Aqua Lake Zone Act 2. For starters, it's completely underwater, and any Sonic fan would know what underwater means in this context: drowning. To make matters worse, it has patches of fake walls in rather nasty spots that you can accidentally fall in, and at least four big bubble dispensers you climb into to float upwards. The worst of these is near the end, which can fortunately be avoided by going through a fake wall, but if your speed is not maintained, you fall down and have to do that horrible "dodge the spikes + enemies hoping your bubble doesn't pop" section.* While you can jump right through the fake wall to get to the exit, you must take the pipe under it to be able to reach the zone's Chaos Emerald, which is required to reach the final level, and being unable to go back up the pipe after the Emerald will force you to deal with the final shaft with the spikes, spears and Badniks.

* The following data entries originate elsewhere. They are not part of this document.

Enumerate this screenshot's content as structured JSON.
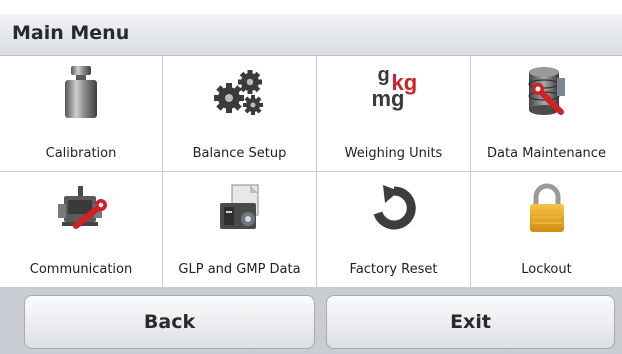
{
  "header": {
    "title": "Main Menu"
  },
  "menu": {
    "items": [
      {
        "label": "Calibration",
        "icon": "calibration-weight-icon"
      },
      {
        "label": "Balance Setup",
        "icon": "gears-icon"
      },
      {
        "label": "Weighing Units",
        "icon": "units-icon",
        "unit_g": "g",
        "unit_kg": "kg",
        "unit_mg": "mg"
      },
      {
        "label": "Data Maintenance",
        "icon": "database-wrench-icon"
      },
      {
        "label": "Communication",
        "icon": "interface-wrench-icon"
      },
      {
        "label": "GLP and GMP Data",
        "icon": "printer-document-icon"
      },
      {
        "label": "Factory Reset",
        "icon": "reset-arrow-icon"
      },
      {
        "label": "Lockout",
        "icon": "padlock-icon"
      }
    ]
  },
  "footer": {
    "back_label": "Back",
    "exit_label": "Exit"
  },
  "colors": {
    "header_bg": "#dfe2e6",
    "footer_bg": "#c9cdd3",
    "accent_red": "#d32027",
    "lock_gold": "#e3a81f"
  }
}
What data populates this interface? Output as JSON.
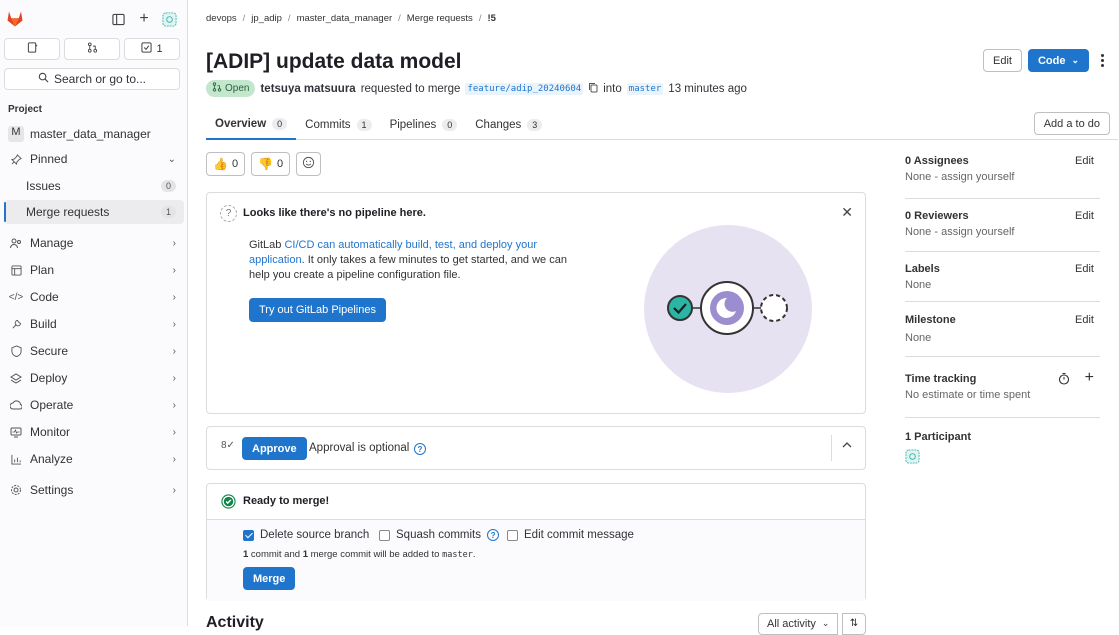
{
  "sidebar": {
    "todo_count": "1",
    "search_label": "Search or go to...",
    "section_label": "Project",
    "project_initial": "M",
    "project_name": "master_data_manager",
    "pinned_label": "Pinned",
    "issues_label": "Issues",
    "issues_count": "0",
    "mr_label": "Merge requests",
    "mr_count": "1",
    "items": [
      {
        "label": "Manage",
        "icon": "manage-icon"
      },
      {
        "label": "Plan",
        "icon": "plan-icon"
      },
      {
        "label": "Code",
        "icon": "code-icon"
      },
      {
        "label": "Build",
        "icon": "build-icon"
      },
      {
        "label": "Secure",
        "icon": "shield-icon"
      },
      {
        "label": "Deploy",
        "icon": "deploy-icon"
      },
      {
        "label": "Operate",
        "icon": "operate-icon"
      },
      {
        "label": "Monitor",
        "icon": "monitor-icon"
      },
      {
        "label": "Analyze",
        "icon": "analyze-icon"
      }
    ],
    "settings_label": "Settings"
  },
  "breadcrumb": [
    "devops",
    "jp_adip",
    "master_data_manager",
    "Merge requests",
    "!5"
  ],
  "mr": {
    "title": "[ADIP] update data model",
    "status": "Open",
    "author": "tetsuya matsuura",
    "requested_text": "requested to merge",
    "source_branch": "feature/adip_20240604",
    "into_text": "into",
    "target_branch": "master",
    "time_ago": "13 minutes ago"
  },
  "header_buttons": {
    "edit": "Edit",
    "code": "Code"
  },
  "tabs": [
    {
      "label": "Overview",
      "count": "0"
    },
    {
      "label": "Commits",
      "count": "1"
    },
    {
      "label": "Pipelines",
      "count": "0"
    },
    {
      "label": "Changes",
      "count": "3"
    }
  ],
  "add_todo": "Add a to do",
  "reactions": {
    "thumbsup": "0",
    "thumbsdown": "0"
  },
  "pipeline_card": {
    "heading": "Looks like there's no pipeline here.",
    "body_pre": "GitLab ",
    "body_link": "CI/CD can automatically build, test, and deploy your application",
    "body_post": ". It only takes a few minutes to get started, and we can help you create a pipeline configuration file.",
    "button": "Try out GitLab Pipelines"
  },
  "approval": {
    "button": "Approve",
    "text": "Approval is optional"
  },
  "merge": {
    "status": "Ready to merge!",
    "opt_delete": "Delete source branch",
    "opt_squash": "Squash commits",
    "opt_edit": "Edit commit message",
    "note_n1": "1",
    "note_a": " commit and ",
    "note_n2": "1",
    "note_b": " merge commit will be added to ",
    "note_branch": "master",
    "note_end": ".",
    "button": "Merge"
  },
  "activity": {
    "title": "Activity",
    "filter": "All activity"
  },
  "right_sidebar": {
    "assignees_title": "0 Assignees",
    "assignees_sub": "None - assign yourself",
    "reviewers_title": "0 Reviewers",
    "reviewers_sub": "None - assign yourself",
    "labels_title": "Labels",
    "labels_sub": "None",
    "milestone_title": "Milestone",
    "milestone_sub": "None",
    "time_title": "Time tracking",
    "time_sub": "No estimate or time spent",
    "participants_title": "1 Participant",
    "edit": "Edit"
  },
  "colors": {
    "accent": "#1f75cb",
    "open_badge": "#c3e6cd",
    "illustration_bg": "#e6e2f2",
    "check_green": "#108548"
  }
}
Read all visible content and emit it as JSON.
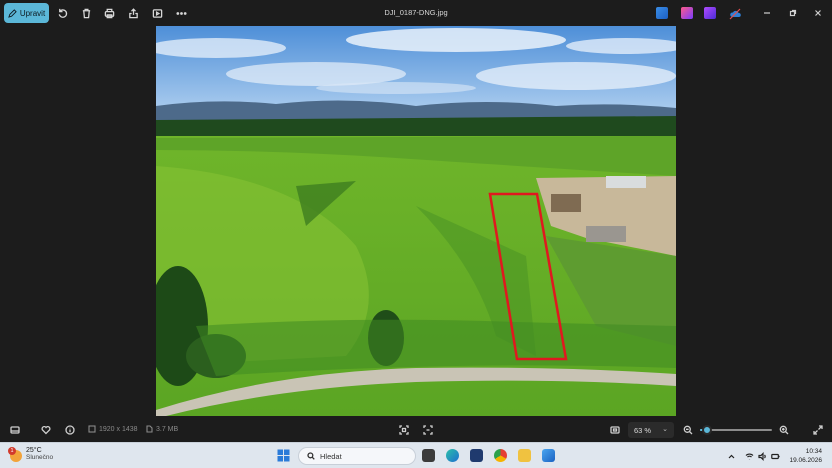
{
  "toolbar": {
    "edit_label": "Upravit",
    "filename": "DJI_0187-DNG.jpg"
  },
  "info": {
    "dimensions": "1920 x 1438",
    "filesize": "3.7 MB",
    "zoom": "63 %",
    "zoom_level": 0.1
  },
  "taskbar": {
    "temperature": "25°C",
    "weather": "Slunečno",
    "weather_badge": "1",
    "search_placeholder": "Hledat",
    "time": "10:34",
    "date": "19.06.2026"
  },
  "colors": {
    "accent": "#5bb7d8",
    "annotation": "#e0181f"
  }
}
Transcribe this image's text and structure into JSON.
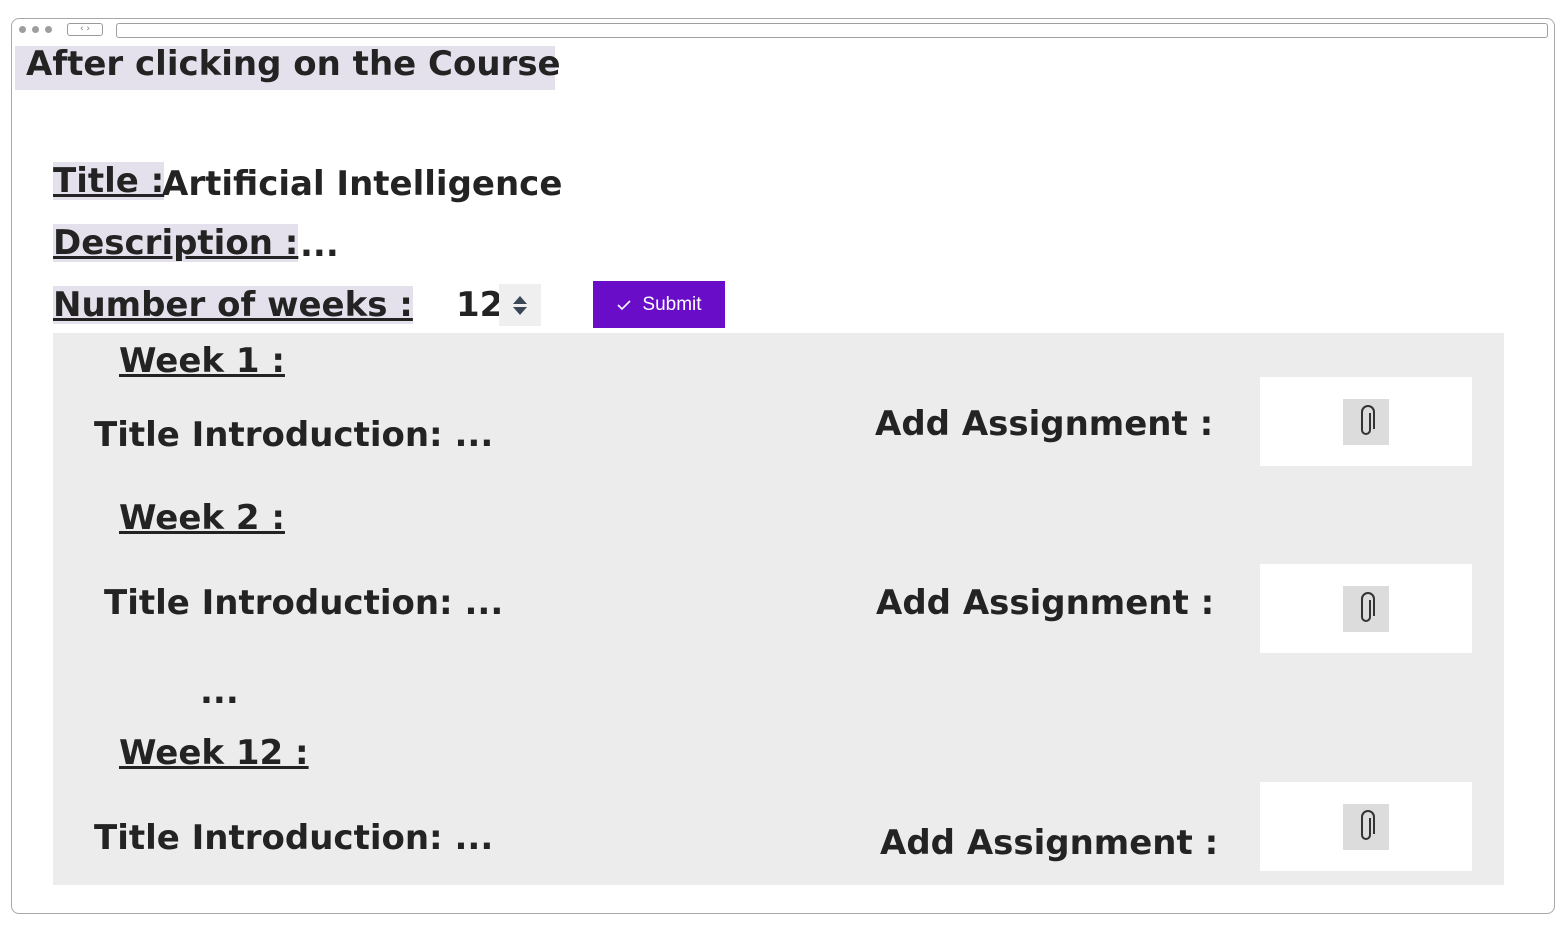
{
  "page": {
    "heading": "After clicking on the Course"
  },
  "course": {
    "title_label": "Title :",
    "title_value": "Artificial Intelligence",
    "description_label": "Description :",
    "description_value": "...",
    "weeks_label": "Number of weeks :",
    "weeks_value": "12",
    "submit_label": "Submit"
  },
  "weeks": [
    {
      "label": "Week 1 :",
      "title_text": "Title Introduction:  ...",
      "assignment_label": "Add Assignment :"
    },
    {
      "label": "Week 2 :",
      "title_text": "Title Introduction:  ...",
      "assignment_label": "Add Assignment :"
    },
    {
      "label": "Week 12 :",
      "title_text": "Title Introduction:  ...",
      "assignment_label": "Add Assignment :"
    }
  ],
  "ellipsis": "...",
  "icons": {
    "attachment": "paperclip-icon",
    "stepper": "stepper-icon",
    "check": "check-icon"
  },
  "colors": {
    "accent": "#6a0dc9",
    "label_highlight": "#e5e1ec",
    "panel": "#ececec"
  }
}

Doesn't help that it's an enormous level compared to most of the others.
The third act of Green Hills, in comparison to the rest of the zone; it's a poster example of Platform Hell with hills, springs, and spikes, with the final approach to the boss being completely unforgiving in its timing. And no checkpoints means you have to do this again if the boss kills you.
Scrambled Egg Zone, thanks to the very elaborate and very confusing transportation pipe system, full of Trial-and-Error Gameplay as one wrong move can mean inescapable spike pits. There's only one pipe maze with spikes that you CAN climb out of near the end of Act 1, but Act 2 has several spike pipe puzzles, and the last one requires timing with no room for error, or it's a spike pit that is effectively a bottomless pit for Sonic.
What an Idiot: Just before Underground Zone's boss, Sonic is sent careening right for a pool of lava... and Eggman saves him from this most-definitely-fatal situation just so Sonic can fight the boss instead. Presumably Eggman had an The Only One Allowed to Defeat You mindset at the time.